One should also keep in mind that the strength and amount of alcohol consumed, the time period during which it was taken, the amount of non-alcoholic liquid intake, and even your genetics also influence the results. Most of the alcohol is excreted in the first two days. When a large amount is consumed, alcohol remains in the body for three days. You can find online calculators that allow you to calculate the time of the alcohol elimination based on the data you provide. However, it will be very rough, so do not base serious decisions on it.
How long does alcohol stay in your urine?
The period during which alcohol is retained in the urine is determined factors discussed above as well as:
- time since the last intake of alcohol and urination (ethyl is retained with urine)
- the volume of additionally consumed liquid (non-alcoholic)
- diseases that make it difficult to pass urine.
So, how long does alcohol stay in your urine? As you might have already realized, the answer will vary from person to person and from situation to situation. Generally, alcohol is completely removed from human urine in 8 to 30 hours. Urine is fully cleared in a few days, while sweat, blood, and breastmilk – 10-12 hours.
The mucous membrane in the female body is thinner, therefore, rapid absorption occurs, and alcohol from urine comes out 20-25%h slower than in men. With a long-term drunken state, a woman loses up to 0.1 ppm per hour, while men – up to 0.15.
Older people and adolescents cope worse with alcohol than young people and middle-aged people. The more a person weighs, the less time alcohol stays in the urine and takes less time to get excreted by the kidneys. A stressful state, due to adrenaline, contributes to faster elimination of intoxicants.
Alcohol stays in urine longer if a person has cirrhosis, hepatitis, and other liver diseases because the liver produces special enzymes for the decomposition of toxins and ethyl. Several other diseases can slow down this process as well:
- diseases transmitted by sexual contact
- problems with the thyroid gland
- heart and kidney failure
- narrowing of the urethra
- prostate adenoma, sclerosis, and prostatitis of the prostate gland
- obesity and hormonal imbalance
- chronic alcoholism.
Where the concentration of alcohol is higher – in urine or blood?
Knowing how alcohol affects your body, you can easily answer this question. Depending on the time elapsed from the moment of taking alcohol, the level of concentration in urine and blood changes. At the absorption stage, which lasts for about three hours, alcohol moves from the gastrointestinal tract to the cardiovascular system, so the concentration of ethyl alcohol is higher in the blood.
Further, ethyl alcohol is oxidized and excreted from the body.

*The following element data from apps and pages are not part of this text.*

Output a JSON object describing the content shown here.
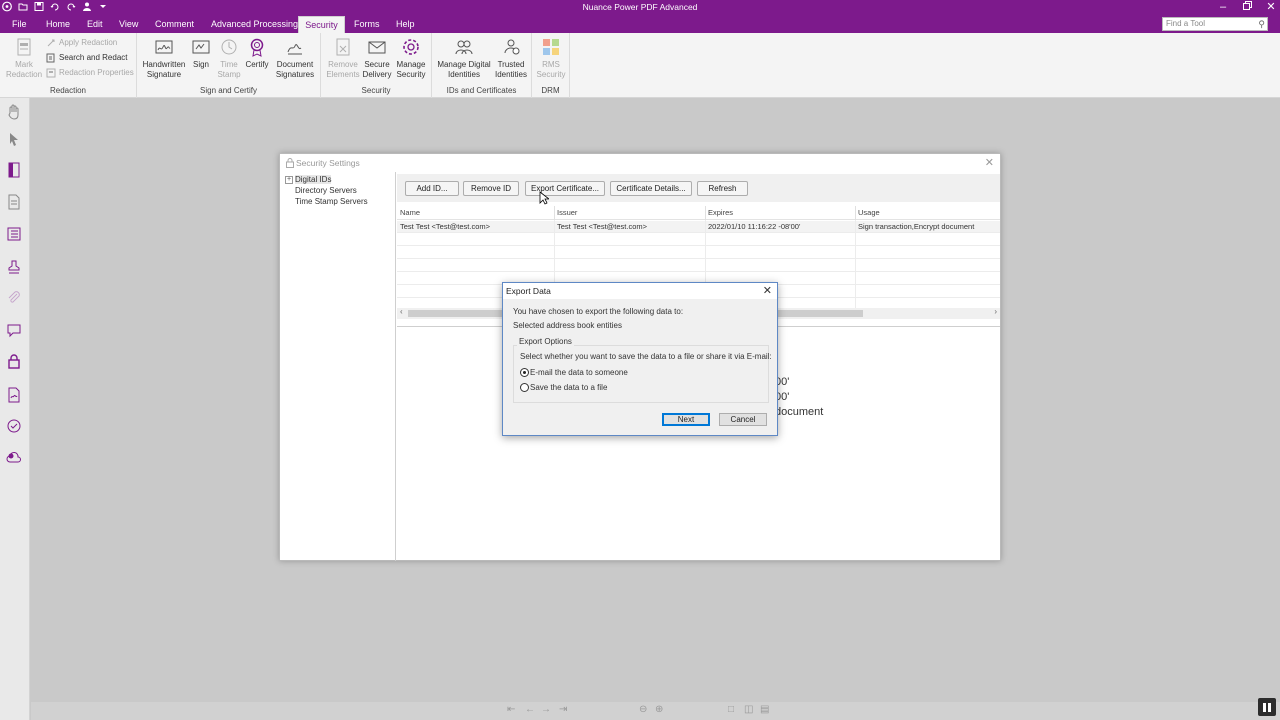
{
  "app": {
    "title": "Nuance Power PDF Advanced",
    "colors": {
      "brand": "#7d1a8c",
      "ribbon_bg": "#f4f4f4",
      "workspace_bg": "#c9c9c9",
      "focus": "#0078d7"
    }
  },
  "titlebar": {
    "qat_icons": [
      "app-menu-icon",
      "open-icon",
      "save-icon",
      "undo-icon",
      "redo-icon",
      "user-icon",
      "customize-icon"
    ],
    "controls": [
      "minimize-icon",
      "restore-icon",
      "close-icon"
    ]
  },
  "menu": {
    "tabs": [
      "File",
      "Home",
      "Edit",
      "View",
      "Comment",
      "Advanced Processing",
      "Security",
      "Forms",
      "Help"
    ],
    "active": "Security",
    "find_placeholder": "Find a Tool"
  },
  "ribbon": {
    "groups": {
      "redaction": {
        "label": "Redaction",
        "mark": "Mark Redaction",
        "mark_l1": "Mark",
        "mark_l2": "Redaction",
        "apply": "Apply Redaction",
        "search": "Search and Redact",
        "properties": "Redaction Properties"
      },
      "sign": {
        "label": "Sign and Certify",
        "handwritten_l1": "Handwritten",
        "handwritten_l2": "Signature",
        "sign": "Sign",
        "timestamp_l1": "Time",
        "timestamp_l2": "Stamp",
        "certify": "Certify",
        "docsig_l1": "Document",
        "docsig_l2": "Signatures"
      },
      "security": {
        "label": "Security",
        "remove_l1": "Remove",
        "remove_l2": "Elements",
        "secure_l1": "Secure",
        "secure_l2": "Delivery",
        "manage_l1": "Manage",
        "manage_l2": "Security"
      },
      "ids": {
        "label": "IDs and Certificates",
        "manage_l1": "Manage Digital",
        "manage_l2": "Identities",
        "trusted_l1": "Trusted",
        "trusted_l2": "Identities"
      },
      "drm": {
        "label": "DRM",
        "rms_l1": "RMS",
        "rms_l2": "Security"
      }
    }
  },
  "security_settings": {
    "title": "Security Settings",
    "tree": [
      "Digital IDs",
      "Directory Servers",
      "Time Stamp Servers"
    ],
    "toolbar": {
      "add": "Add ID...",
      "remove": "Remove ID",
      "export": "Export Certificate...",
      "details": "Certificate Details...",
      "refresh": "Refresh"
    },
    "columns": [
      "Name",
      "Issuer",
      "Expires",
      "Usage"
    ],
    "rows": [
      [
        "Test Test <Test@test.com>",
        "Test Test <Test@test.com>",
        "2022/01/10 11:16:22 -08'00'",
        "Sign transaction,Encrypt document"
      ]
    ],
    "detail_fragments": [
      "00'",
      "00'",
      "document"
    ]
  },
  "export_dialog": {
    "title": "Export Data",
    "intro": "You have chosen to export the following data to:",
    "selected": "Selected address book entities",
    "options_legend": "Export Options",
    "options_prompt": "Select whether you want to save the data to a file or share it via E-mail:",
    "option_email": "E-mail the data to someone",
    "option_file": "Save the data to a file",
    "selected_option": "email",
    "next": "Next",
    "cancel": "Cancel"
  }
}
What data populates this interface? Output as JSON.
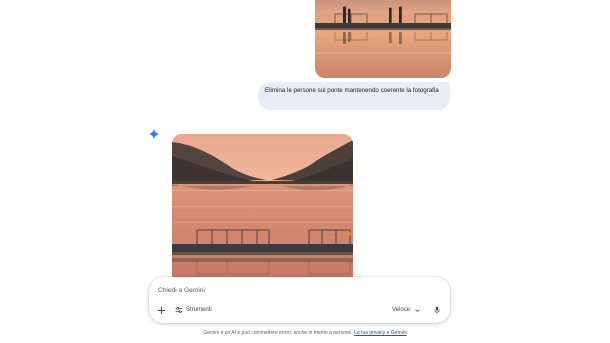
{
  "conversation": {
    "user_message": "Elimina le persone sul ponte mantenendo coerente la fotografia",
    "previous_image_icon": "lake-sunset-photo-with-people",
    "generated_image_icon": "lake-sunset-photo-empty-pier",
    "assistant_icon": "gemini-spark-icon"
  },
  "composer": {
    "placeholder": "Chiedi a Gemini",
    "value": "",
    "add_icon": "plus-icon",
    "tools_label": "Strumenti",
    "tools_icon": "tools-sliders-icon",
    "model_label": "Veloce",
    "model_icon": "chevron-down-icon",
    "mic_icon": "microphone-icon"
  },
  "footer": {
    "disclaimer_text": "Gemini è un'AI e può commettere errori, anche in merito a persone.",
    "link_text": "La tua privacy e Gemini"
  },
  "colors": {
    "accent_blue": "#0b57d0",
    "bubble": "#e9eef6",
    "spark_blue": "#4285f4"
  }
}
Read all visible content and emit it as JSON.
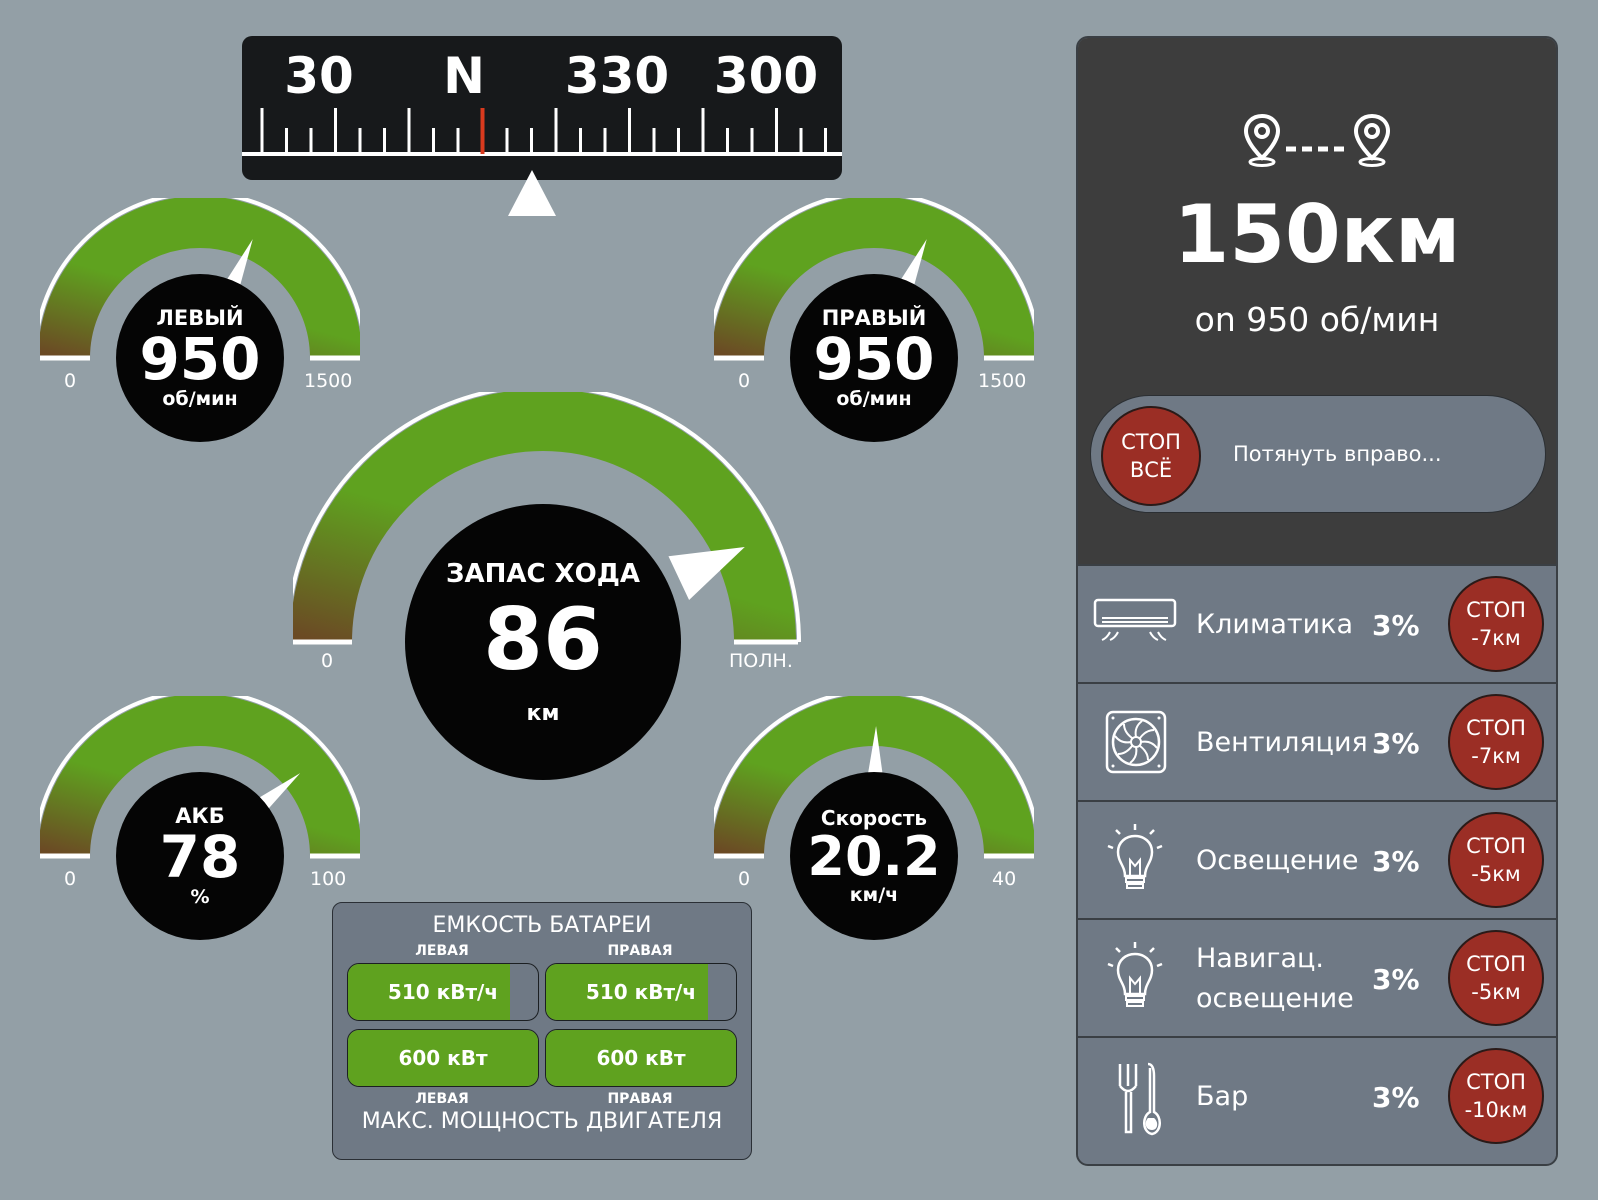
{
  "compass": {
    "labels": [
      "30",
      "N",
      "330",
      "300"
    ],
    "heading_marker_color": "#d93a1e"
  },
  "gauges": {
    "left_engine": {
      "label": "ЛЕВЫЙ",
      "value": "950",
      "unit": "об/мин",
      "min": "0",
      "max": "1500",
      "fraction": 0.633
    },
    "right_engine": {
      "label": "ПРАВЫЙ",
      "value": "950",
      "unit": "об/мин",
      "min": "0",
      "max": "1500",
      "fraction": 0.633
    },
    "range": {
      "label": "ЗАПАС ХОДА",
      "value": "86",
      "unit": "км",
      "min": "0",
      "max": "ПОЛН.",
      "fraction": 0.86
    },
    "battery": {
      "label": "АКБ",
      "value": "78",
      "unit": "%",
      "min": "0",
      "max": "100",
      "fraction": 0.78
    },
    "speed": {
      "label": "Скорость",
      "value": "20.2",
      "unit": "км/ч",
      "min": "0",
      "max": "40",
      "fraction": 0.505
    }
  },
  "battery_panel": {
    "title": "ЕМКОСТЬ БАТАРЕИ",
    "left_label": "ЛЕВАЯ",
    "right_label": "ПРАВАЯ",
    "capacity_left": "510 кВт/ч",
    "capacity_right": "510 кВт/ч",
    "capacity_fill": 0.85,
    "power_left": "600 кВт",
    "power_right": "600 кВт",
    "power_fill": 1.0,
    "footer": "МАКС. МОЩНОСТЬ ДВИГАТЕЛЯ"
  },
  "route": {
    "range": "150км",
    "subtitle": "on 950 об/мин",
    "stop_all_line1": "СТОП",
    "stop_all_line2": "ВСЁ",
    "slider_hint": "Потянуть вправо..."
  },
  "consumers": [
    {
      "name": "Климатика",
      "name2": "",
      "percent": "3%",
      "stop": "СТОП",
      "range_loss": "-7км",
      "icon": "air-conditioner-icon"
    },
    {
      "name": "Вентиляция",
      "name2": "",
      "percent": "3%",
      "stop": "СТОП",
      "range_loss": "-7км",
      "icon": "fan-icon"
    },
    {
      "name": "Освещение",
      "name2": "",
      "percent": "3%",
      "stop": "СТОП",
      "range_loss": "-5км",
      "icon": "bulb-icon"
    },
    {
      "name": "Навигац.",
      "name2": "освещение",
      "percent": "3%",
      "stop": "СТОП",
      "range_loss": "-5км",
      "icon": "bulb-icon"
    },
    {
      "name": "Бар",
      "name2": "",
      "percent": "3%",
      "stop": "СТОП",
      "range_loss": "-10км",
      "icon": "fork-spoon-icon"
    }
  ],
  "colors": {
    "accent": "#5fa21f",
    "low": "#6b4a24",
    "stop": "#9b2e25",
    "background": "#939fa6",
    "panel": "#6f7985"
  }
}
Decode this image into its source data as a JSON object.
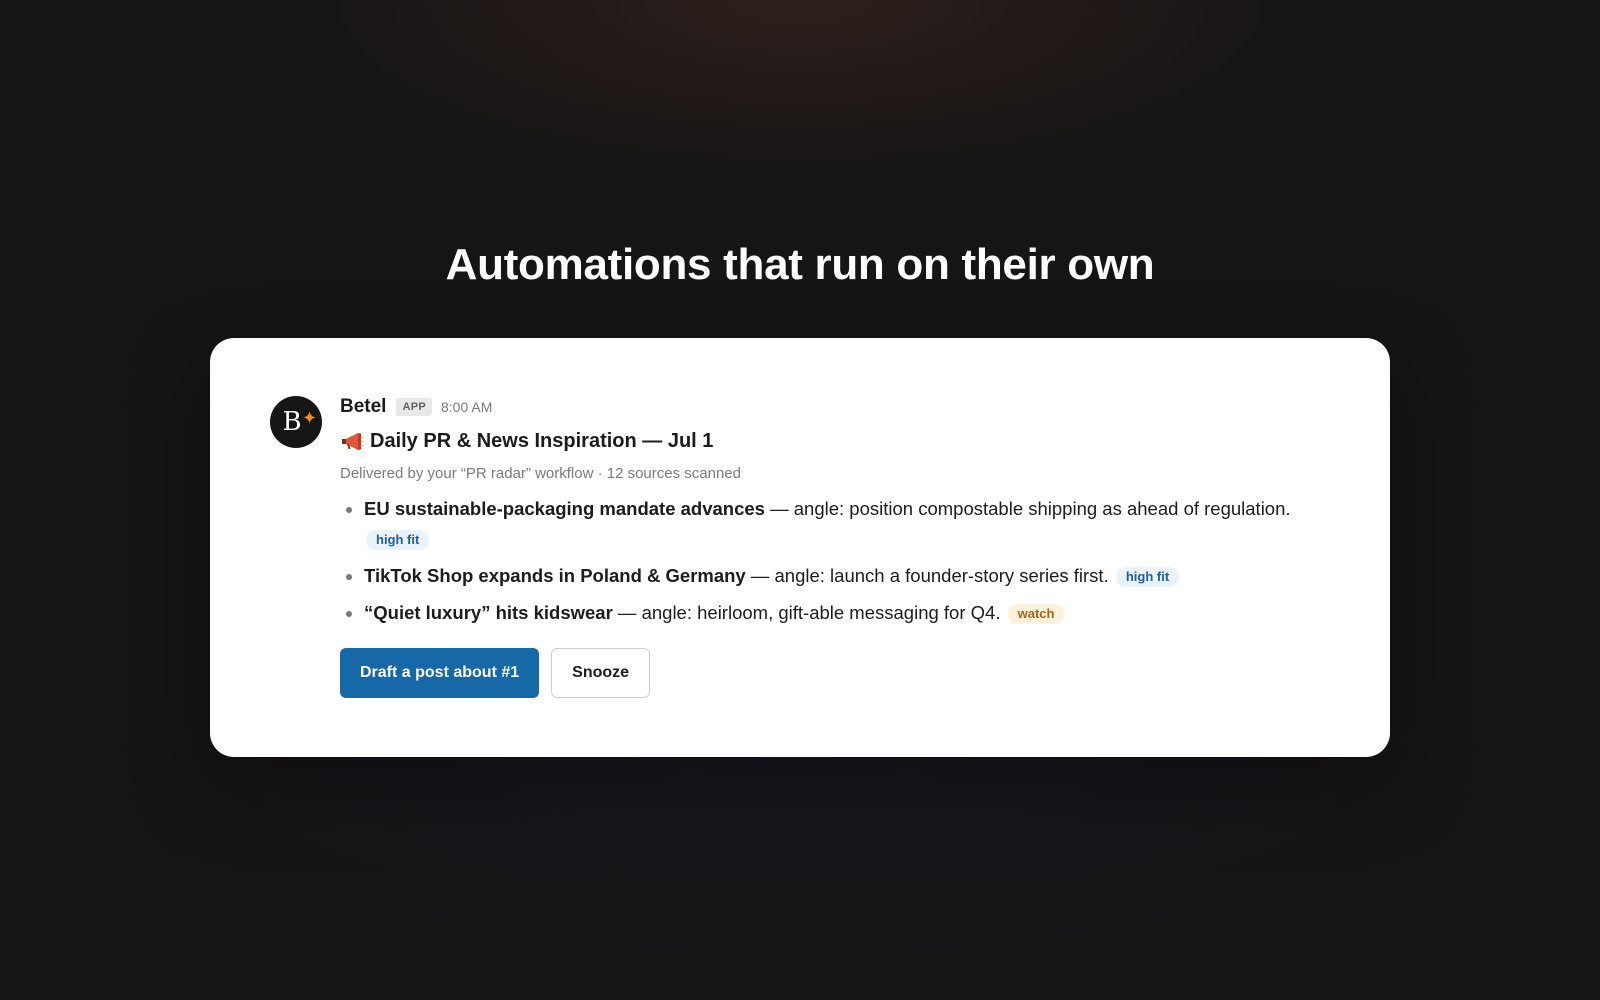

At this stage, the concentration of ethanol in the blood decreases, while in urea it rises. The more time passes from the beginning of alcohol intake, the more the difference in the level of ethanol in urine and blood grows.